* AIM OF THE TASK
Below are some records; output all of them exactly.

* DATA PROVIDED
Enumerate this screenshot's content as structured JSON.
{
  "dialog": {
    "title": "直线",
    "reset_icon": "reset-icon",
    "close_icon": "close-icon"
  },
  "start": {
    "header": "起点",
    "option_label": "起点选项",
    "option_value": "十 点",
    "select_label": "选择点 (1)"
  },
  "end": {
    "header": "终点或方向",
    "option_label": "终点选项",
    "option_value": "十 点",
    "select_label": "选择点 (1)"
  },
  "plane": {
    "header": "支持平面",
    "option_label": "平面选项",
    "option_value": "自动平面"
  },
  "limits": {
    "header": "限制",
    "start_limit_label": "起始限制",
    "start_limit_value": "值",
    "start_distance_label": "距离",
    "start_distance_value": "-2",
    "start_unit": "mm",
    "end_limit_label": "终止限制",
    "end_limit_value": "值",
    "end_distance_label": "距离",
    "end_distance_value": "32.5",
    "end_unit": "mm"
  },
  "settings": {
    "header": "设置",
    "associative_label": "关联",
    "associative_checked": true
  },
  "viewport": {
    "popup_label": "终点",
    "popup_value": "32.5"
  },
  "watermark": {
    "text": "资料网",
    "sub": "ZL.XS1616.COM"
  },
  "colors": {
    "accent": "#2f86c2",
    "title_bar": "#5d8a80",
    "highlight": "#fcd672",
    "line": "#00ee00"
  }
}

* RESPONSE TO THE EXERCISE
Enumerate this screenshot's content as structured JSON.
{
  "dialog": {
    "title": "直线",
    "reset_icon": "reset-icon",
    "close_icon": "close-icon"
  },
  "start": {
    "header": "起点",
    "option_label": "起点选项",
    "option_value": "十 点",
    "select_label": "选择点 (1)"
  },
  "end": {
    "header": "终点或方向",
    "option_label": "终点选项",
    "option_value": "十 点",
    "select_label": "选择点 (1)"
  },
  "plane": {
    "header": "支持平面",
    "option_label": "平面选项",
    "option_value": "自动平面"
  },
  "limits": {
    "header": "限制",
    "start_limit_label": "起始限制",
    "start_limit_value": "值",
    "start_distance_label": "距离",
    "start_distance_value": "-2",
    "start_unit": "mm",
    "end_limit_label": "终止限制",
    "end_limit_value": "值",
    "end_distance_label": "距离",
    "end_distance_value": "32.5",
    "end_unit": "mm"
  },
  "settings": {
    "header": "设置",
    "associative_label": "关联",
    "associative_checked": true
  },
  "viewport": {
    "popup_label": "终点",
    "popup_value": "32.5"
  },
  "watermark": {
    "text": "资料网",
    "sub": "ZL.XS1616.COM"
  },
  "colors": {
    "accent": "#2f86c2",
    "title_bar": "#5d8a80",
    "highlight": "#fcd672",
    "line": "#00ee00"
  }
}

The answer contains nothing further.